The DMV is still drafting rules for when the cars are ready for the general public to use. When that will be depends on whom you ask — Google executives have said their timeframe is the next few years. Others talk about truly self-driving cars say decades, not years.
For now, the DMV reviews the qualifications of the people required to be in the driver's seat — just in case.
In all, 255 people are licensed, according to the DMV.
As with the number of cars, Google has the most what it calls "safety drivers" — the tech giant has 159 of them, the DMV said.
The agency said Bosch has 12; Delphi has nine; Mercedes-Benz has 12; Nissan has 17; and Tesla has 16. Audi has 30 licensed drivers, according to the DMV, but the automakers said in an email it has 27.
HOW FAR THEY HAVE DRIVEN
Google said its cars have gone "the equivalent of over 15 years of typical human driving" since September. That would be about 140,000 miles. Google was driving its cars on public roads before state lawmakers passed a law regulating testing. "Since the start of our program 6 years ago, we've driven more than 700,000 miles autonomously, on both freeways and city streets, without causing a single accident," spokeswoman Katelin Jabbari said.
The other companies wouldn't say how many miles their test cars have driven since September.

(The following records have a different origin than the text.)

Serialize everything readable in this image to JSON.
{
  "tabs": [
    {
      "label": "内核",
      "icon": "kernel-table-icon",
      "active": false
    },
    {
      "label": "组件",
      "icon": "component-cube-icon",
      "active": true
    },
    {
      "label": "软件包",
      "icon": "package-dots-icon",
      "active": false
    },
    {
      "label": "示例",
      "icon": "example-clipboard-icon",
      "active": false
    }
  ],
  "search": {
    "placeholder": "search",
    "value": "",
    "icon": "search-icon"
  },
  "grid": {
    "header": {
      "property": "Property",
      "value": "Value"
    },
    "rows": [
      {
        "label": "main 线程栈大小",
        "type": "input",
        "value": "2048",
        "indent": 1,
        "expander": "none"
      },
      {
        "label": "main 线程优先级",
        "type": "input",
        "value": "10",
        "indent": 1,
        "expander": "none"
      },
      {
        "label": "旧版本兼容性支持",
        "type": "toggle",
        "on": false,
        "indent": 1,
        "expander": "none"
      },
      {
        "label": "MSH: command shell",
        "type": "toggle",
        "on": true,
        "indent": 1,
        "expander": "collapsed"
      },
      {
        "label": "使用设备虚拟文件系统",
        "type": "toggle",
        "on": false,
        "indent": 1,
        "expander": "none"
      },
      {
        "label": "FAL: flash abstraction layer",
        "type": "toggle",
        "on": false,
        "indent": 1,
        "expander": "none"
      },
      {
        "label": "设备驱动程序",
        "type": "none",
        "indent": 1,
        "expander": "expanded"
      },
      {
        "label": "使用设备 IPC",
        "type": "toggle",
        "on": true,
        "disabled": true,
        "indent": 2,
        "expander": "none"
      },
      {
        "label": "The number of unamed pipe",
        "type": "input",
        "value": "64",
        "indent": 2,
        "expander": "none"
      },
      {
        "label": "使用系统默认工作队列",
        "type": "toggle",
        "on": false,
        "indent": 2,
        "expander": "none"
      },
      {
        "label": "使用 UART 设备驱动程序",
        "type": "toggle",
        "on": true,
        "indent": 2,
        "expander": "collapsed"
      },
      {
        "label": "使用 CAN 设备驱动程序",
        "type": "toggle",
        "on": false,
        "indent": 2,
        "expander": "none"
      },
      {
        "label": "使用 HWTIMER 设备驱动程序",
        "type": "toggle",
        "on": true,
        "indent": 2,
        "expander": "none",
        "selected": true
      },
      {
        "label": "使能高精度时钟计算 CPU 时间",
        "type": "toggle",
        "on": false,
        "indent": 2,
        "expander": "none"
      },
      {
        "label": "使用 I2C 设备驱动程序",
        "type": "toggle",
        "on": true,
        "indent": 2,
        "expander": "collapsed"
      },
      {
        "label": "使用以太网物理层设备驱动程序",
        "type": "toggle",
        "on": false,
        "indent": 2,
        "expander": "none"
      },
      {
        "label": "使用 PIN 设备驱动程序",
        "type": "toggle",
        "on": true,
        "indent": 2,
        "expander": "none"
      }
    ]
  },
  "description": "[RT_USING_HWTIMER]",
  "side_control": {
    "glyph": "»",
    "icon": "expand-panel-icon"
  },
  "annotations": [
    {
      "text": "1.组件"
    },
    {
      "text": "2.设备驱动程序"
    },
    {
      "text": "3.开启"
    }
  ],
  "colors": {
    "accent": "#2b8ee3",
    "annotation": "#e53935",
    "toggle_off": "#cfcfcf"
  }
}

Nevada, Michigan and Florida also have passed laws permitting self-driving cars on their roads. Because other states have not expressly outlawed the cars, companies may test elsewhere — though the four states with rules have just about every driving condition and terrain.
Regulators in Nevada, Michigan and Florida said they were not aware of any self-driving car accidents since they formally welcomed the cars onto their roads over the last few years.
Contact Justin Pritchard at http://twitter.com/lalanewsman.